Millions of people who visit the Musée du Louvre in Paris each year start their Louvre Museum tours off with the courtyard, which is home to the beautiful pyramid designed by a world-famous architect named I.M. Pei. There is even a Louvre Museum trail starting at Hall Napoleon, situated below Louvre Pyramid, and going through some of the main areas, which Robert Langdon and Sophie Neveu covered in the fiction novel-turned-movie The Da Vinci Code.
The namesake visitor trail starts at Hall Napoléon and enters the museum through the famous pyramid, prompting visitors to examine its key architectural details and find out which ones are fictionalized in the novel, and which are true. If you have the curiosity of Sherlock Holmes, the Louvre Museum’s trail is worth exploring. Ron Howard’s movie based on the famous novel used the devil’s number, ‘666’, in reference to the 673 glass panes of the namesake pyramid. However, some of its details are factual references to the Louvre Museum.

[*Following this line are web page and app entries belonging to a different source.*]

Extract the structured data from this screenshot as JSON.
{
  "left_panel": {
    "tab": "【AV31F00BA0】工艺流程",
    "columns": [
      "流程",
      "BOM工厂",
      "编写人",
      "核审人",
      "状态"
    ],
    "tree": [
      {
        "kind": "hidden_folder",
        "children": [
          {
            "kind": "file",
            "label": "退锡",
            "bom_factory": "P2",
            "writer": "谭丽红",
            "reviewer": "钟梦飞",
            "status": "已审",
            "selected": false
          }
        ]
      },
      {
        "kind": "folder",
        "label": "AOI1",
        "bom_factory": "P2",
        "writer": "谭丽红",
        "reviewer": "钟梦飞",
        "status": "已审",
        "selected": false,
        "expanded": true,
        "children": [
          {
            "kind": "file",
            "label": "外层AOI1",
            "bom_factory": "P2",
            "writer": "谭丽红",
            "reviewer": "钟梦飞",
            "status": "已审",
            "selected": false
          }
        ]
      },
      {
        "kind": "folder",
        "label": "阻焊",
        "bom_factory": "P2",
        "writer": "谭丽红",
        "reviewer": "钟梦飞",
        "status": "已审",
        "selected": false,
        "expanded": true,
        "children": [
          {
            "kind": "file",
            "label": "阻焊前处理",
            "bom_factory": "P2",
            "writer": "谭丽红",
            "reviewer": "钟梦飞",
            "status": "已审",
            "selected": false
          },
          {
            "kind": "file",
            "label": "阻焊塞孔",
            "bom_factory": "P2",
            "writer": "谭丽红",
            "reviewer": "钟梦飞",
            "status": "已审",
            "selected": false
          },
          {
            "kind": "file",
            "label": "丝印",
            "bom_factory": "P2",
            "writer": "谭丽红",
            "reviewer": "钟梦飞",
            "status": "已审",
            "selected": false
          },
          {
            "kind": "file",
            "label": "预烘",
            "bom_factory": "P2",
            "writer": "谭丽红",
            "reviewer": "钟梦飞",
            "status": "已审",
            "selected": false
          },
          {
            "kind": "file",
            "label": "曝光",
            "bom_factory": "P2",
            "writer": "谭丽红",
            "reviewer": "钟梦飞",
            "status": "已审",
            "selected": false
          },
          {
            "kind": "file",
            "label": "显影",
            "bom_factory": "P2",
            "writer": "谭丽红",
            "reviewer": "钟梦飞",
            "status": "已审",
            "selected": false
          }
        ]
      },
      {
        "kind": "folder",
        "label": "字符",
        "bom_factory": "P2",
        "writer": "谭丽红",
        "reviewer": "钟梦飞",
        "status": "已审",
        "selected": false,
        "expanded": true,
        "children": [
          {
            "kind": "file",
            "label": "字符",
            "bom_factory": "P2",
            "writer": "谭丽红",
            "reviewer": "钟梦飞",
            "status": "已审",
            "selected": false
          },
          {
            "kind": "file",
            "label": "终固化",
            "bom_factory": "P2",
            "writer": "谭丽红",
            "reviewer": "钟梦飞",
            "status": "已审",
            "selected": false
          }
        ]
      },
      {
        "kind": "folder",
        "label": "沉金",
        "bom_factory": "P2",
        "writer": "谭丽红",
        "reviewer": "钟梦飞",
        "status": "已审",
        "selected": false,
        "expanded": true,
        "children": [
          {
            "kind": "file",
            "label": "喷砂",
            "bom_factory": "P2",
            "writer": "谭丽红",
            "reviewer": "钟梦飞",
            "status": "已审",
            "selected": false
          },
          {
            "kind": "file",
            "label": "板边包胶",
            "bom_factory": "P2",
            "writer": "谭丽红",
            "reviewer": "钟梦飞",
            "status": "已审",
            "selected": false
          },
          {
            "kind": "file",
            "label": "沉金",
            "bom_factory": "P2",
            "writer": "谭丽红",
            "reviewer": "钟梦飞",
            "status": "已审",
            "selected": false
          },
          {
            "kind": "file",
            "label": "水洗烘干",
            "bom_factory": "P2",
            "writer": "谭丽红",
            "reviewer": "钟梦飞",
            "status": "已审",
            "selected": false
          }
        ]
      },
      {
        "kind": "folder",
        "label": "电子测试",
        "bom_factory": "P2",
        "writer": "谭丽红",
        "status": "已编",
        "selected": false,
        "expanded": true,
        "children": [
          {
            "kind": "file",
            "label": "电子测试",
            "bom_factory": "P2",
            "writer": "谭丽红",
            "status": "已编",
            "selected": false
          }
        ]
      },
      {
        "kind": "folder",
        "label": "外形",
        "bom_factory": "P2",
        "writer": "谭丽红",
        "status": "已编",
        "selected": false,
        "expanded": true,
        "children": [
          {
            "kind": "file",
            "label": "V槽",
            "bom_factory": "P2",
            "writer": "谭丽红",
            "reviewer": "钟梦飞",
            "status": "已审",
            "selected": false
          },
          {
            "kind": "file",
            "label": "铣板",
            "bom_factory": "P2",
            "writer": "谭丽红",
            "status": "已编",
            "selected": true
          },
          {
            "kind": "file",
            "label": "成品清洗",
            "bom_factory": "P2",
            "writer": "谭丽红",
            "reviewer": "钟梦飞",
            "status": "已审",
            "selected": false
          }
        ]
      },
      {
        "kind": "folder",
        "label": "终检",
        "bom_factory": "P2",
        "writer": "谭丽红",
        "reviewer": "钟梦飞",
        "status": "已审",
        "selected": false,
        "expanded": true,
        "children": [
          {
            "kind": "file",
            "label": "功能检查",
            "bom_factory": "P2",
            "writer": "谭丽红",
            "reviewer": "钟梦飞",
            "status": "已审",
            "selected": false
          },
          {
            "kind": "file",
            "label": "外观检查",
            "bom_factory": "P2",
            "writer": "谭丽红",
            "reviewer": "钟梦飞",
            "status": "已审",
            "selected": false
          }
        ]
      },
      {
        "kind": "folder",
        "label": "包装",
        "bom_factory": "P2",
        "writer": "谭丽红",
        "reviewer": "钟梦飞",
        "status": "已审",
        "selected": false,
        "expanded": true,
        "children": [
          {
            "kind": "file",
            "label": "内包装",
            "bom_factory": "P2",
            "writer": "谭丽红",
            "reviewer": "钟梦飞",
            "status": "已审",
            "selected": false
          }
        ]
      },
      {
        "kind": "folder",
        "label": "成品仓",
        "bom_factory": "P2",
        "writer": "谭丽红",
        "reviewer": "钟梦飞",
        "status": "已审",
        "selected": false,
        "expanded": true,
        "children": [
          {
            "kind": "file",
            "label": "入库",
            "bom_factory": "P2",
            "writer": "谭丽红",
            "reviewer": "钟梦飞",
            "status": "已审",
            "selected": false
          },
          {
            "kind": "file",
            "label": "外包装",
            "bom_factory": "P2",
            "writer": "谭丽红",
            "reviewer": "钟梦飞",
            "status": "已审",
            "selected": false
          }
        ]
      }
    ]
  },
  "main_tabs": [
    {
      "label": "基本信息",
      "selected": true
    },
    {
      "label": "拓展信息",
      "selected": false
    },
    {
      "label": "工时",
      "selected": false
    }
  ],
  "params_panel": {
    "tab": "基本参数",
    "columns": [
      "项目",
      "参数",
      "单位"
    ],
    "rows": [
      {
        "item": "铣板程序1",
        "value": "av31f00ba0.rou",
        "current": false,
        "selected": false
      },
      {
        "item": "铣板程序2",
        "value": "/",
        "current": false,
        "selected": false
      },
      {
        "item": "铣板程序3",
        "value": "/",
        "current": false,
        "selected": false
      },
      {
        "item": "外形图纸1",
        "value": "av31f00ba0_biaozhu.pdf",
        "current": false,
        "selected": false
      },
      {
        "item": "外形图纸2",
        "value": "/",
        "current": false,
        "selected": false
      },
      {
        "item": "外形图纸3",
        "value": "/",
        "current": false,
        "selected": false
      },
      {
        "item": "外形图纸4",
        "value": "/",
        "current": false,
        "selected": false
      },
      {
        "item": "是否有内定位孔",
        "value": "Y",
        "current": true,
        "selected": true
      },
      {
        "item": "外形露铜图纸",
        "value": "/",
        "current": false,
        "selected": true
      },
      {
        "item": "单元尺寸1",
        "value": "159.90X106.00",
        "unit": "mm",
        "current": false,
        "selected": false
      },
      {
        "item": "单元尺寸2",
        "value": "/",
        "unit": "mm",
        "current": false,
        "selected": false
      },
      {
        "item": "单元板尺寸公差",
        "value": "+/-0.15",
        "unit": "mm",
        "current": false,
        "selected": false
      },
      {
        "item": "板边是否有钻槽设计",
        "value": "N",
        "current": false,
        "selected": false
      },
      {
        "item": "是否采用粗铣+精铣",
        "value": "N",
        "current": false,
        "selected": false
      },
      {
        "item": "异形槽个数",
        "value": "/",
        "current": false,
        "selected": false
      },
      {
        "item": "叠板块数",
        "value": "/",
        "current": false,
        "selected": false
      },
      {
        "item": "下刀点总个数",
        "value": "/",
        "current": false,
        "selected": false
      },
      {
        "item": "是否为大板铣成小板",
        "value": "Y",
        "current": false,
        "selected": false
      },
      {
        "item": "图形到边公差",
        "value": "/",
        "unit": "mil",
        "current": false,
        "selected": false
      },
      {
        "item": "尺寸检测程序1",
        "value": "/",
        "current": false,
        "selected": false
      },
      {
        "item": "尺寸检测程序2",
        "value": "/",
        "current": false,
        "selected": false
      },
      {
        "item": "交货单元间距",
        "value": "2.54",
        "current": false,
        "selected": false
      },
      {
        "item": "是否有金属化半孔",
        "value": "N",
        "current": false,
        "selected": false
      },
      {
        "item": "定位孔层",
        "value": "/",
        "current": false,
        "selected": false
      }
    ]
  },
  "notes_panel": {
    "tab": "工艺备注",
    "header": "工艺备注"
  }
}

Talking about the pyramid named after the Louvre Museum, one would be amiss not to mention that it’s an exemplary piece of architecture that takes cues from the Baroque-styled structure of the former palace-turned-museum. The Louvre Pyramid is complemented by 3 other pyramids that are smaller than it, and sparkly pools featuring gorgeous fountains. The best part about the pyramid is that one can admire it from the entrance of the Louvre Museum, so even if you are about to enter the museum, you can admire the architecture.
That is one of the reasons why it is a must to come here at night, so that when the museum turns on its lights, its reflection can be seen on the glass structure of the pyramid. The hundreds of diamond-shaped and triangular glass panes of the Louvre Pyramid were made specifically to create this effect. Furthermore, the steel girders clamping the glass panes are non-obstructive and slender, so the appeal of the pyramid is exquisite.
Yet again, to know the full extent of the architectural feat in Paris, one has to enter the hall beneath the pyramid, which also has an inverted pyramid attached to the one outside.